There are numerous reasons why someone would want a name change for their child. A name change can signal a new chapter for someone's life, get rid of the name associated with it, or even change a child's last name to their new stepparents' name. Whatever the reason, you should be informed about the legal process of what it takes to get your child's name legally changed.
Who, Where, and How Do I get A Name Change?
To begin, only a parent, guardian, or any other conservator can have a child's name change. Yes, this means that a child themselves cannot get a name change even if they want. For a child's name, or with any person for that matter, to get a legal name change, this will need to be done in court. Any other informal name changes are not permitted and will not be legally recognized.
The process begins by filing a petition for a name change and must be done in the county where the child lives. This means you will not get a name change from just any county judge; the child must meet the residency requirement of living in that county.
The requirements of the petition itself will ask some important information regarding the name change like the reason for the name change request, why the name change should be granted, the "new" requested full name, and inform the court if there are any previous court orders involving the child who names you seek to change.
How Much Will it Cost?
While name changes are not free, there is no set price on how much it will cost. This is because every county will have a different filing fee. It would be best to contact a district clerk's office in the county you plan to file to find those amounts. However, most attorneys will easily have that information available to them.
If you cannot afford an attorney to represent you in your name change matter, or if you are not even able to express yourself as a pro se, meaning without any legal representation, you may file a Statement of Inability to Afford Payment of Court Costs. You will need to prove your substantial need for these court fees to be waived.
What If I Only Have a Minor change?

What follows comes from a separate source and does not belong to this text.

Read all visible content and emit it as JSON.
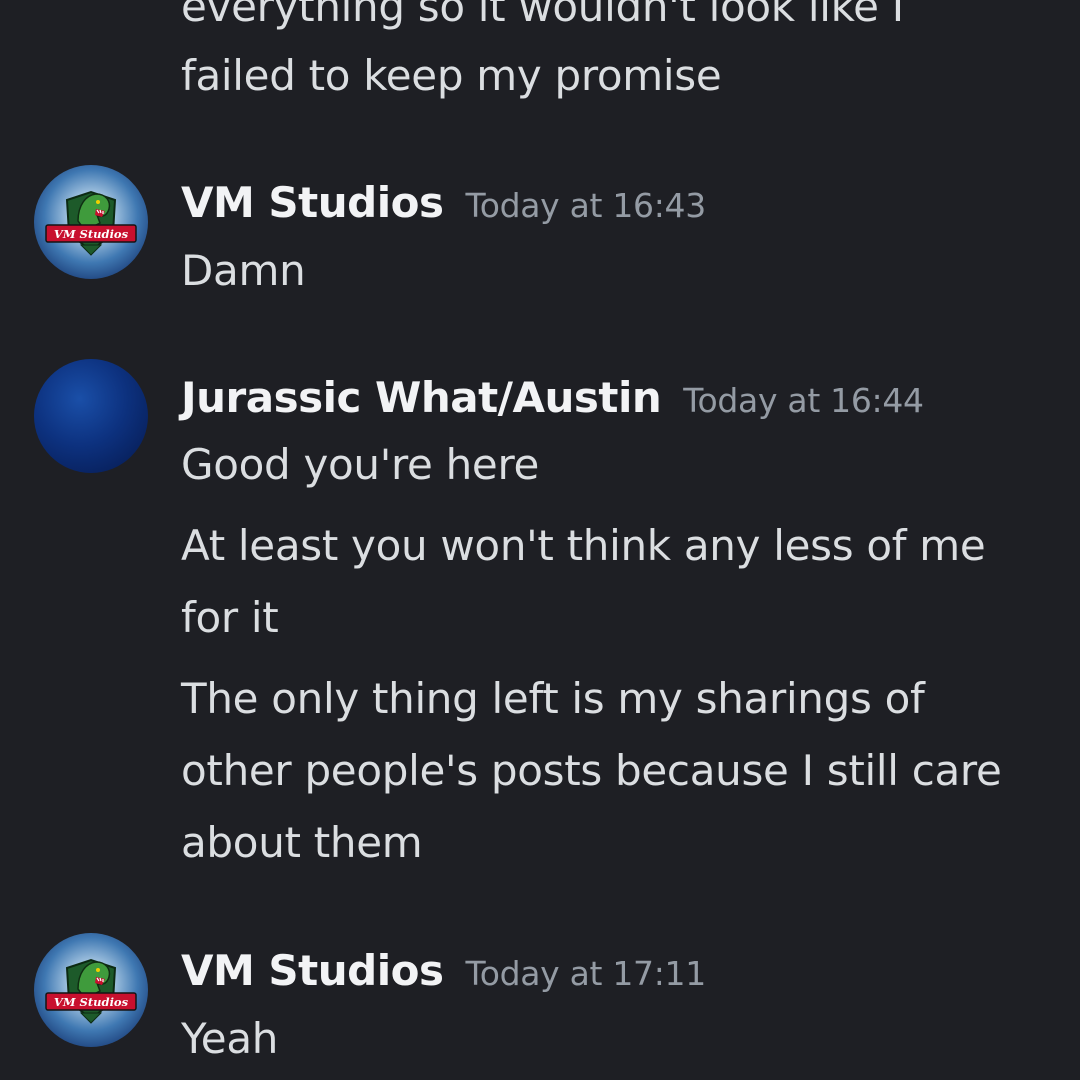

There are scenarios where a parent may make a minor error on a child's birth certificate, such as mistakes in the spelling of the child's first, middle, or last name. I have met some people who believe that even with these minor changes, there would need to be a court order fixing those mistakes.
However, this belief is not valid. These minor changes can be corrected through a birth certificate amendment. This can be done by filling out form VS-170 and mailing it to the Texas Department of State Health Services (DSHS).
This form and the methods to mail it in can be found on the DSHS website itself. They offer a free downloadable PDF form for both birth and death certificate amendments. If you have more questions regarding these minor amendments, you can visit the DSHS website at https://www.dshs.texas.gov/vs/reqproc/amendment.shtm.
Consent to Name Changes
The following important part of the name change process involves consent. This means that either one of the parties will have to consent to a name change.
First, it is the easiest and most cost-efficient method for both parents to agree regarding the name change. If you are one parent on your lonesome petitioning to change your child's name, you will need to give the additional parent notice of the name change. The only way to get around this part is if a court order has legally terminated one of the parent's parental rights. In that instance, the other parent would not need to notice the name change but will need to see any additional court-ordered conservator or guardian.
If you must notify the other parent and agree, both parents can file the requests together, giving mutual consent. However, things become more complex and costly when one parent does not agree. In this instance, the other parent would need to be served with the name change petition by either a constable, sheriff, or private process server. In these instances, it would be wise to have an experienced attorney working with a process server. The above is true for any parent regarding legal notice, even if the other parent is not listed on the child's birth certificate.
Does My Child Have to Agree?
If you have a child under ten years old, a court will not require the child's actual consent to the name change. However, if you have a child over the age of 10, they must consent to the name change themselves to be granted. Typically, if a child gives their written consent, their name change will be awarded over the objection of one parent.
Remember, any court order involving children will always be made about what is in the "best interest of the child." There are specific factors considered in name changes defined by the Texas Supreme Court and other appellate courts in Texas. Some of the elements can include: if the name change will help the child avoid embarrassment, anxiety, inconvenience, etc.; if the child has used that name for a long time and how they identify with it, etc. There are many factors to consider when courts consider changing a child's identity.
I Don't Know Where the Other Parent Is?
If you are looking to give legal notice to the other parent about a name change but are unsure of their whereabouts, you may be able to provide that notice through a publication like a newspaper, online, etc. In this instance, the other parent will need to have their rights represented through an Attorney Ad Litem, which the parent filing the petition will have to hire. This also goes for any parent who doesn't know who the other parent of their child is: an attorney ad litem will be needed along with service by publication.
The Next Steps
Although the process can seem simple, unfortunately, this doesn't always go as planned when one of the parties' names changes is contested. If you are unsure about your situation or have particular circumstances that you would like to get an opinion on, we have designated experts trained in name changes. Please call our office to set up a FREE 30-minute consultation, and thank you for your attention to this blog.